ABOUT THIS TASK: Write out every record in full, keeping each character exactly as it is.

[Opening DATA PROVIDED section]

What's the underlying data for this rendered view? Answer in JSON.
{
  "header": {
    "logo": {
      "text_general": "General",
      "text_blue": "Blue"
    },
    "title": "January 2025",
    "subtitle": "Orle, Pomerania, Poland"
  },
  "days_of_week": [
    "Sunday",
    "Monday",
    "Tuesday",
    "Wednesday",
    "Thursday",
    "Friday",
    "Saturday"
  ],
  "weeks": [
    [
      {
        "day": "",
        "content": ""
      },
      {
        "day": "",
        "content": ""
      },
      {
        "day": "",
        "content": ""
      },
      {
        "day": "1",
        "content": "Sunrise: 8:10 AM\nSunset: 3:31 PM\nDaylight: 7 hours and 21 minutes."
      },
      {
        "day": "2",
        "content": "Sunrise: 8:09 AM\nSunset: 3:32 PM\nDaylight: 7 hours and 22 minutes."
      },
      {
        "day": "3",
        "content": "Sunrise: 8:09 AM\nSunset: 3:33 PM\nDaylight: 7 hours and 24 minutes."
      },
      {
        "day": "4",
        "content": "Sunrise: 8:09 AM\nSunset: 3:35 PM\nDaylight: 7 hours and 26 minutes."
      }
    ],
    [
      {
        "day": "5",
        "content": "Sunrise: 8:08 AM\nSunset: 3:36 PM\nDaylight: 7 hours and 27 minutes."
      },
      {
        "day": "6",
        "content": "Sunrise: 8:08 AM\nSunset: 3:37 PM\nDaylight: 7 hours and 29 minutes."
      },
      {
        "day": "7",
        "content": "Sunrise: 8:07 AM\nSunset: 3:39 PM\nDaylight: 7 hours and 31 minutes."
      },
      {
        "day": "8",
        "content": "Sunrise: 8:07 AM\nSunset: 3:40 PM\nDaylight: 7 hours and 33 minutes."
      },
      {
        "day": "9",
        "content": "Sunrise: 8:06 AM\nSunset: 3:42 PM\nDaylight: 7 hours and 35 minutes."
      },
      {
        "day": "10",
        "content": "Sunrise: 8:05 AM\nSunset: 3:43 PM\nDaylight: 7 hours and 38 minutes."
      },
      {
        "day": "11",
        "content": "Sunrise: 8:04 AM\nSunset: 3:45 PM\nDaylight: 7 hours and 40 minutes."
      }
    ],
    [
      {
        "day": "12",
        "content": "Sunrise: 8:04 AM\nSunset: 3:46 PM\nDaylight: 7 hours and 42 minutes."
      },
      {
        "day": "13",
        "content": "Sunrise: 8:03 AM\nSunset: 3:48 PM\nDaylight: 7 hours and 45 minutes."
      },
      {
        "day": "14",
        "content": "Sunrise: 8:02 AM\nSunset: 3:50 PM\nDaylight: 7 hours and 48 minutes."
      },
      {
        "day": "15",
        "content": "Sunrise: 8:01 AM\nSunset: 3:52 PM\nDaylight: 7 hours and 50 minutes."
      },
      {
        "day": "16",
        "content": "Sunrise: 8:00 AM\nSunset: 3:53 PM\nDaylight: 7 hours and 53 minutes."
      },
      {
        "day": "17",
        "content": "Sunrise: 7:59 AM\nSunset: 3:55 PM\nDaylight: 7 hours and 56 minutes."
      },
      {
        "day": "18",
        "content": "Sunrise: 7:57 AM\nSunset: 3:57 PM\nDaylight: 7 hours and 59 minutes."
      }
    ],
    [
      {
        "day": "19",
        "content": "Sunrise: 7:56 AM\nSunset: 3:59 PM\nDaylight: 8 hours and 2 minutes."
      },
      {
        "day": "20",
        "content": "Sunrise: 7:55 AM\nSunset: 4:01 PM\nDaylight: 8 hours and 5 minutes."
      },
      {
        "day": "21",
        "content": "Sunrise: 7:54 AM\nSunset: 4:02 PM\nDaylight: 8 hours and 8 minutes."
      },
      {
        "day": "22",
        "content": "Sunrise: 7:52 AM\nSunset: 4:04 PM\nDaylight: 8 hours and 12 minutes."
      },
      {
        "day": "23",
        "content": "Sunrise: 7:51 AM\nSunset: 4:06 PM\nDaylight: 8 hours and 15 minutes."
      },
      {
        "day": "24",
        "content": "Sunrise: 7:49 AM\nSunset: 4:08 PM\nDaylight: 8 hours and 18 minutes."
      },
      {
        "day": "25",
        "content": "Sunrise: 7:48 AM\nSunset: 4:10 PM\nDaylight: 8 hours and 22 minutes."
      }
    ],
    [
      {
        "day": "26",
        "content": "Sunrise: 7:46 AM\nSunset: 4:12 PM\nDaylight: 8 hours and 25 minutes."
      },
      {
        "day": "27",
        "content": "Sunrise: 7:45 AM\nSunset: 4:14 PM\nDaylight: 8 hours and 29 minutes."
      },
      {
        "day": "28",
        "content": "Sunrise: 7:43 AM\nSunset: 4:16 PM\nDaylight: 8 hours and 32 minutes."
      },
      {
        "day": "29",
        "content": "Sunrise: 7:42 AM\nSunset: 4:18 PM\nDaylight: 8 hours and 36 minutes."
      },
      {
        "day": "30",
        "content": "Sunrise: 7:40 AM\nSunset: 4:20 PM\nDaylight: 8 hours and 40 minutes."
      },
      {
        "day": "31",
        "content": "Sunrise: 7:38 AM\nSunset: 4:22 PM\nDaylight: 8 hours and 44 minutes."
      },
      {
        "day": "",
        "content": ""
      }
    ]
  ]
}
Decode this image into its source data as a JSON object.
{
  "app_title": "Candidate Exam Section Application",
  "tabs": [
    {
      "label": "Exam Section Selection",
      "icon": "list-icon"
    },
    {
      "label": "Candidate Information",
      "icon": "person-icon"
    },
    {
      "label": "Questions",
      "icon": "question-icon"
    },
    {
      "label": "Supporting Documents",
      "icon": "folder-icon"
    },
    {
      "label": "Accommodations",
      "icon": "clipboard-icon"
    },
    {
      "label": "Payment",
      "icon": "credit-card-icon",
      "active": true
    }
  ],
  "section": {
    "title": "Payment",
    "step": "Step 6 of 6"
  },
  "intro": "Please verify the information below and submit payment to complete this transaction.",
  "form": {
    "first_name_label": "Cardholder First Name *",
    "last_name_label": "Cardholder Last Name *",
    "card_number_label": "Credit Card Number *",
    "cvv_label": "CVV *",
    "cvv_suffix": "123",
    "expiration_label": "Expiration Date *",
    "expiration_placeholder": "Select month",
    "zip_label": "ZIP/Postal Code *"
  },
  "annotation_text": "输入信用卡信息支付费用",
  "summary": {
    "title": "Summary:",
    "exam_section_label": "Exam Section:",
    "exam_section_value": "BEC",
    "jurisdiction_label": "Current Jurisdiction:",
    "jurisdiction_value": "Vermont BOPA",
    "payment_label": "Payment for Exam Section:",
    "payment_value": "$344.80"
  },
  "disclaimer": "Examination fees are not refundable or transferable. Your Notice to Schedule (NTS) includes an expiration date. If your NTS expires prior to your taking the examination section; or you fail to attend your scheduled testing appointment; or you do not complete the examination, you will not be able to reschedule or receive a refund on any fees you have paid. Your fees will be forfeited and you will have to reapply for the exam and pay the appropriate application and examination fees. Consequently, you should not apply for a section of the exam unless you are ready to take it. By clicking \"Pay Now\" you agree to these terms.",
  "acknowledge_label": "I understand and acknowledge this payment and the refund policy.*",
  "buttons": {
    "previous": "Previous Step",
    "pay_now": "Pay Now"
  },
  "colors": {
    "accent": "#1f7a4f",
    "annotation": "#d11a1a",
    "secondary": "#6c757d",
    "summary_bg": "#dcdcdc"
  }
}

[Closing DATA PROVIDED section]

RESPONSE TO THE EXERCISE:
What's the underlying data for this rendered view? Answer in JSON.
{
  "header": {
    "logo": {
      "text_general": "General",
      "text_blue": "Blue"
    },
    "title": "January 2025",
    "subtitle": "Orle, Pomerania, Poland"
  },
  "days_of_week": [
    "Sunday",
    "Monday",
    "Tuesday",
    "Wednesday",
    "Thursday",
    "Friday",
    "Saturday"
  ],
  "weeks": [
    [
      {
        "day": "",
        "content": ""
      },
      {
        "day": "",
        "content": ""
      },
      {
        "day": "",
        "content": ""
      },
      {
        "day": "1",
        "content": "Sunrise: 8:10 AM\nSunset: 3:31 PM\nDaylight: 7 hours and 21 minutes."
      },
      {
        "day": "2",
        "content": "Sunrise: 8:09 AM\nSunset: 3:32 PM\nDaylight: 7 hours and 22 minutes."
      },
      {
        "day": "3",
        "content": "Sunrise: 8:09 AM\nSunset: 3:33 PM\nDaylight: 7 hours and 24 minutes."
      },
      {
        "day": "4",
        "content": "Sunrise: 8:09 AM\nSunset: 3:35 PM\nDaylight: 7 hours and 26 minutes."
      }
    ],
    [
      {
        "day": "5",
        "content": "Sunrise: 8:08 AM\nSunset: 3:36 PM\nDaylight: 7 hours and 27 minutes."
      },
      {
        "day": "6",
        "content": "Sunrise: 8:08 AM\nSunset: 3:37 PM\nDaylight: 7 hours and 29 minutes."
      },
      {
        "day": "7",
        "content": "Sunrise: 8:07 AM\nSunset: 3:39 PM\nDaylight: 7 hours and 31 minutes."
      },
      {
        "day": "8",
        "content": "Sunrise: 8:07 AM\nSunset: 3:40 PM\nDaylight: 7 hours and 33 minutes."
      },
      {
        "day": "9",
        "content": "Sunrise: 8:06 AM\nSunset: 3:42 PM\nDaylight: 7 hours and 35 minutes."
      },
      {
        "day": "10",
        "content": "Sunrise: 8:05 AM\nSunset: 3:43 PM\nDaylight: 7 hours and 38 minutes."
      },
      {
        "day": "11",
        "content": "Sunrise: 8:04 AM\nSunset: 3:45 PM\nDaylight: 7 hours and 40 minutes."
      }
    ],
    [
      {
        "day": "12",
        "content": "Sunrise: 8:04 AM\nSunset: 3:46 PM\nDaylight: 7 hours and 42 minutes."
      },
      {
        "day": "13",
        "content": "Sunrise: 8:03 AM\nSunset: 3:48 PM\nDaylight: 7 hours and 45 minutes."
      },
      {
        "day": "14",
        "content": "Sunrise: 8:02 AM\nSunset: 3:50 PM\nDaylight: 7 hours and 48 minutes."
      },
      {
        "day": "15",
        "content": "Sunrise: 8:01 AM\nSunset: 3:52 PM\nDaylight: 7 hours and 50 minutes."
      },
      {
        "day": "16",
        "content": "Sunrise: 8:00 AM\nSunset: 3:53 PM\nDaylight: 7 hours and 53 minutes."
      },
      {
        "day": "17",
        "content": "Sunrise: 7:59 AM\nSunset: 3:55 PM\nDaylight: 7 hours and 56 minutes."
      },
      {
        "day": "18",
        "content": "Sunrise: 7:57 AM\nSunset: 3:57 PM\nDaylight: 7 hours and 59 minutes."
      }
    ],
    [
      {
        "day": "19",
        "content": "Sunrise: 7:56 AM\nSunset: 3:59 PM\nDaylight: 8 hours and 2 minutes."
      },
      {
        "day": "20",
        "content": "Sunrise: 7:55 AM\nSunset: 4:01 PM\nDaylight: 8 hours and 5 minutes."
      },
      {
        "day": "21",
        "content": "Sunrise: 7:54 AM\nSunset: 4:02 PM\nDaylight: 8 hours and 8 minutes."
      },
      {
        "day": "22",
        "content": "Sunrise: 7:52 AM\nSunset: 4:04 PM\nDaylight: 8 hours and 12 minutes."
      },
      {
        "day": "23",
        "content": "Sunrise: 7:51 AM\nSunset: 4:06 PM\nDaylight: 8 hours and 15 minutes."
      },
      {
        "day": "24",
        "content": "Sunrise: 7:49 AM\nSunset: 4:08 PM\nDaylight: 8 hours and 18 minutes."
      },
      {
        "day": "25",
        "content": "Sunrise: 7:48 AM\nSunset: 4:10 PM\nDaylight: 8 hours and 22 minutes."
      }
    ],
    [
      {
        "day": "26",
        "content": "Sunrise: 7:46 AM\nSunset: 4:12 PM\nDaylight: 8 hours and 25 minutes."
      },
      {
        "day": "27",
        "content": "Sunrise: 7:45 AM\nSunset: 4:14 PM\nDaylight: 8 hours and 29 minutes."
      },
      {
        "day": "28",
        "content": "Sunrise: 7:43 AM\nSunset: 4:16 PM\nDaylight: 8 hours and 32 minutes."
      },
      {
        "day": "29",
        "content": "Sunrise: 7:42 AM\nSunset: 4:18 PM\nDaylight: 8 hours and 36 minutes."
      },
      {
        "day": "30",
        "content": "Sunrise: 7:40 AM\nSunset: 4:20 PM\nDaylight: 8 hours and 40 minutes."
      },
      {
        "day": "31",
        "content": "Sunrise: 7:38 AM\nSunset: 4:22 PM\nDaylight: 8 hours and 44 minutes."
      },
      {
        "day": "",
        "content": ""
      }
    ]
  ]
}
Decode this image into its source data as a JSON object.
{
  "app_title": "Candidate Exam Section Application",
  "tabs": [
    {
      "label": "Exam Section Selection",
      "icon": "list-icon"
    },
    {
      "label": "Candidate Information",
      "icon": "person-icon"
    },
    {
      "label": "Questions",
      "icon": "question-icon"
    },
    {
      "label": "Supporting Documents",
      "icon": "folder-icon"
    },
    {
      "label": "Accommodations",
      "icon": "clipboard-icon"
    },
    {
      "label": "Payment",
      "icon": "credit-card-icon",
      "active": true
    }
  ],
  "section": {
    "title": "Payment",
    "step": "Step 6 of 6"
  },
  "intro": "Please verify the information below and submit payment to complete this transaction.",
  "form": {
    "first_name_label": "Cardholder First Name *",
    "last_name_label": "Cardholder Last Name *",
    "card_number_label": "Credit Card Number *",
    "cvv_label": "CVV *",
    "cvv_suffix": "123",
    "expiration_label": "Expiration Date *",
    "expiration_placeholder": "Select month",
    "zip_label": "ZIP/Postal Code *"
  },
  "annotation_text": "输入信用卡信息支付费用",
  "summary": {
    "title": "Summary:",
    "exam_section_label": "Exam Section:",
    "exam_section_value": "BEC",
    "jurisdiction_label": "Current Jurisdiction:",
    "jurisdiction_value": "Vermont BOPA",
    "payment_label": "Payment for Exam Section:",
    "payment_value": "$344.80"
  },
  "disclaimer": "Examination fees are not refundable or transferable. Your Notice to Schedule (NTS) includes an expiration date. If your NTS expires prior to your taking the examination section; or you fail to attend your scheduled testing appointment; or you do not complete the examination, you will not be able to reschedule or receive a refund on any fees you have paid. Your fees will be forfeited and you will have to reapply for the exam and pay the appropriate application and examination fees. Consequently, you should not apply for a section of the exam unless you are ready to take it. By clicking \"Pay Now\" you agree to these terms.",
  "acknowledge_label": "I understand and acknowledge this payment and the refund policy.*",
  "buttons": {
    "previous": "Previous Step",
    "pay_now": "Pay Now"
  },
  "colors": {
    "accent": "#1f7a4f",
    "annotation": "#d11a1a",
    "secondary": "#6c757d",
    "summary_bg": "#dcdcdc"
  }
}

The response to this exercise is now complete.